Luthiers have so much in common with performing artists: their teachers and their entry into the profession, their incredible passion and perseverance. For the instrument and bow maker, it’s the absolute joy when they hear their creation played and loved by artists who practice thousands of hours to learn the repertoire and finally tell their own stories.
In this and coming issues, EMAg will feature makers of early-music instruments, celebrating artisans who design and craft wind, string, keyboard, and percussion instruments based on historical models. Some of these makers are players themselves, and all interact closely with those who collect, play, and love their instruments.
Louisville, Kentucky, is a champion of whiskey and home to the Kentucky Derby, but old music has also taken up residence there, thanks to two ensembles, Bourbon Baroque and Incantare, which share violinist Alice Culin-Ellison
What sets many festivals apart are specific approaches and characteristics. In the world of early music, one can find festivals built around thematic programming and those that embrace a mix of repertoire meant to spice up our artistic lives.
Composers in the 21st century are taking music in all sorts of new directions by incorporating early instruments and vocal styles into their works. The results are bringing fresh horizons to everyone involved—creators, performers, listeners.
Regarding the ensemble’s transition to music past the Baroque, Suzuki focuses on links between works of different eras. “Now that we’ve completed all the cantatas and most of his instrumental music,” he said, “we are so much interested in following the line of the sacred music tradition, especially in the Masses. We’ve done the Bach B Minor Mass so many times, as well as the Mozart C Minor Mass, and now the Beethoven Missa Solemnis. These three compositions are interesting and closely connected. None of the three was written to be performed in a service.

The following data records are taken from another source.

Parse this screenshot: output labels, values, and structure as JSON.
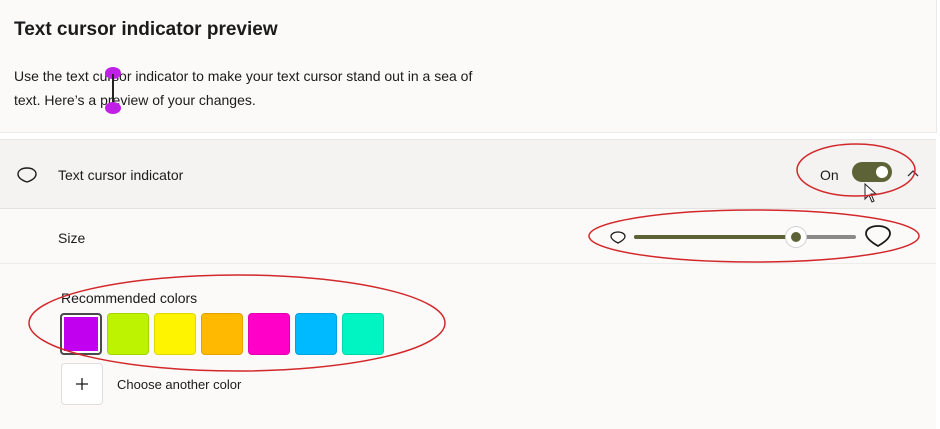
{
  "preview": {
    "title": "Text cursor indicator preview",
    "description": "Use the text cursor indicator to make your text cursor stand out in a sea of text. Here’s a preview of your changes."
  },
  "cursor_setting": {
    "label": "Text cursor indicator",
    "state_label": "On",
    "enabled": true
  },
  "size_setting": {
    "label": "Size",
    "value_fraction": 0.73
  },
  "colors": {
    "heading": "Recommended colors",
    "swatches": [
      "#c100f0",
      "#bdf200",
      "#fff400",
      "#ffba00",
      "#ff00c8",
      "#00baff",
      "#00f5c2"
    ],
    "selected_index": 0,
    "add_label": "Choose another color"
  },
  "accent_color": "#5d6336",
  "annotation_color": "#d3282b",
  "icons": [
    "cursor-indicator-icon",
    "chevron-up-icon",
    "mouse-pointer-icon",
    "plus-icon"
  ]
}
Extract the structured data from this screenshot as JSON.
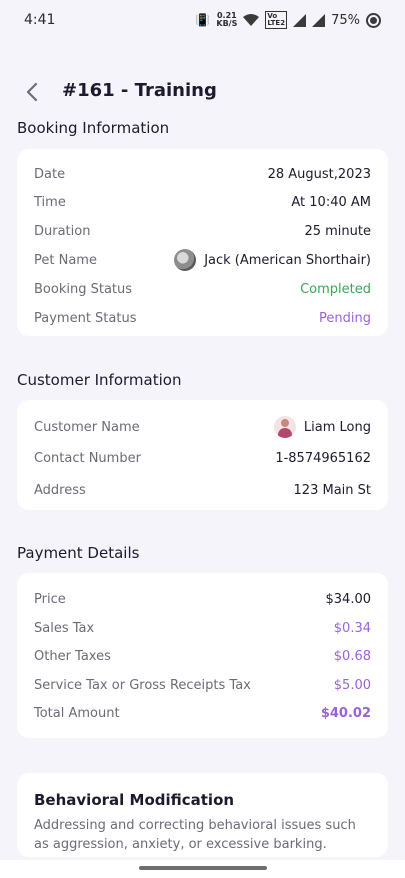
{
  "status_bar": {
    "time": "4:41",
    "net_speed": "0.21\nKB/S",
    "volte": "VoLTE\nLTE2",
    "battery": "75%"
  },
  "header": {
    "back_icon": "chevron-left-icon",
    "title": "#161 - Training"
  },
  "booking": {
    "section_title": "Booking Information",
    "rows": [
      {
        "label": "Date",
        "value": "28 August,2023"
      },
      {
        "label": "Time",
        "value": "At 10:40 AM"
      },
      {
        "label": "Duration",
        "value": "25 minute"
      },
      {
        "label": "Pet Name",
        "value": "Jack (American Shorthair)"
      },
      {
        "label": "Booking Status",
        "value": "Completed"
      },
      {
        "label": "Payment Status",
        "value": "Pending"
      }
    ]
  },
  "customer": {
    "section_title": "Customer Information",
    "rows": [
      {
        "label": "Customer Name",
        "value": "Liam Long"
      },
      {
        "label": "Contact Number",
        "value": "1-8574965162"
      },
      {
        "label": "Address",
        "value": "123 Main St"
      }
    ]
  },
  "payment": {
    "section_title": "Payment Details",
    "rows": [
      {
        "label": "Price",
        "value": "$34.00"
      },
      {
        "label": "Sales Tax",
        "value": "$0.34"
      },
      {
        "label": "Other Taxes",
        "value": "$0.68"
      },
      {
        "label": "Service Tax or Gross Receipts Tax",
        "value": "$5.00"
      },
      {
        "label": "Total Amount",
        "value": "$40.02"
      }
    ]
  },
  "service": {
    "title": "Behavioral Modification",
    "description": "Addressing and correcting behavioral issues such as aggression, anxiety, or excessive barking."
  },
  "colors": {
    "background": "#f6f4fb",
    "card": "#ffffff",
    "status_completed": "#3aa75a",
    "status_pending": "#9a62d9"
  }
}
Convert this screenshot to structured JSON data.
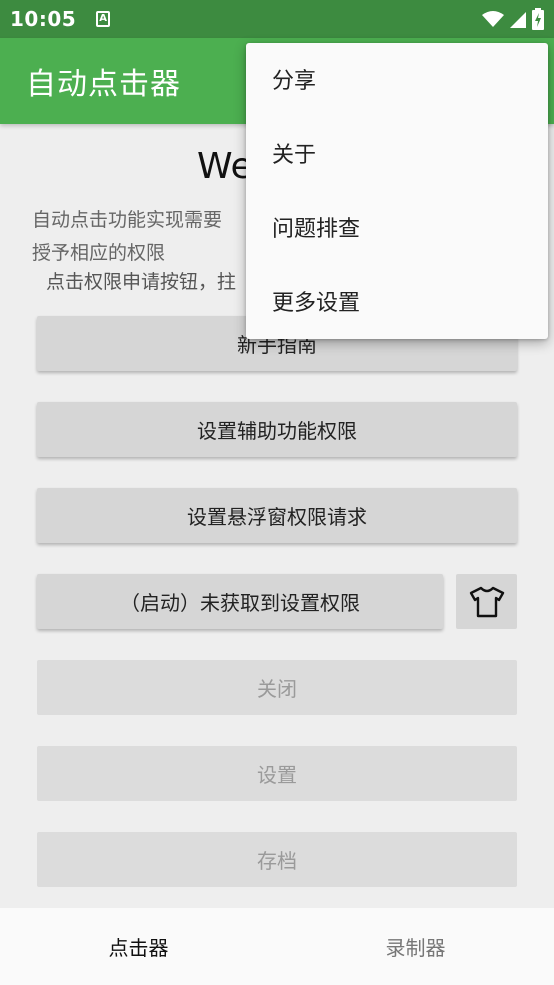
{
  "status_bar": {
    "time": "10:05",
    "a_badge": "A"
  },
  "app_bar": {
    "title": "自动点击器"
  },
  "main": {
    "welcome": "We",
    "desc_line1": "自动点击功能实现需要",
    "desc_line2": "授予相应的权限",
    "desc_line3": "点击权限申请按钮，拄"
  },
  "buttons": {
    "guide": "新手指南",
    "accessibility": "设置辅助功能权限",
    "overlay": "设置悬浮窗权限请求",
    "start": "（启动）未获取到设置权限",
    "close": "关闭",
    "settings": "设置",
    "save": "存档"
  },
  "menu": {
    "items": [
      {
        "label": "分享"
      },
      {
        "label": "关于"
      },
      {
        "label": "问题排查"
      },
      {
        "label": "更多设置"
      }
    ]
  },
  "bottom_nav": {
    "clicker": "点击器",
    "recorder": "录制器"
  },
  "colors": {
    "status_bar": "#3d8b40",
    "app_bar": "#4caf50"
  }
}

The simple step, both in its natural and stylized forms, can deeply impact our general music making. When sculpting musical notes into gestures, for instance, think about how subtleties in bow (or air) speed and pressure can add variety and shape.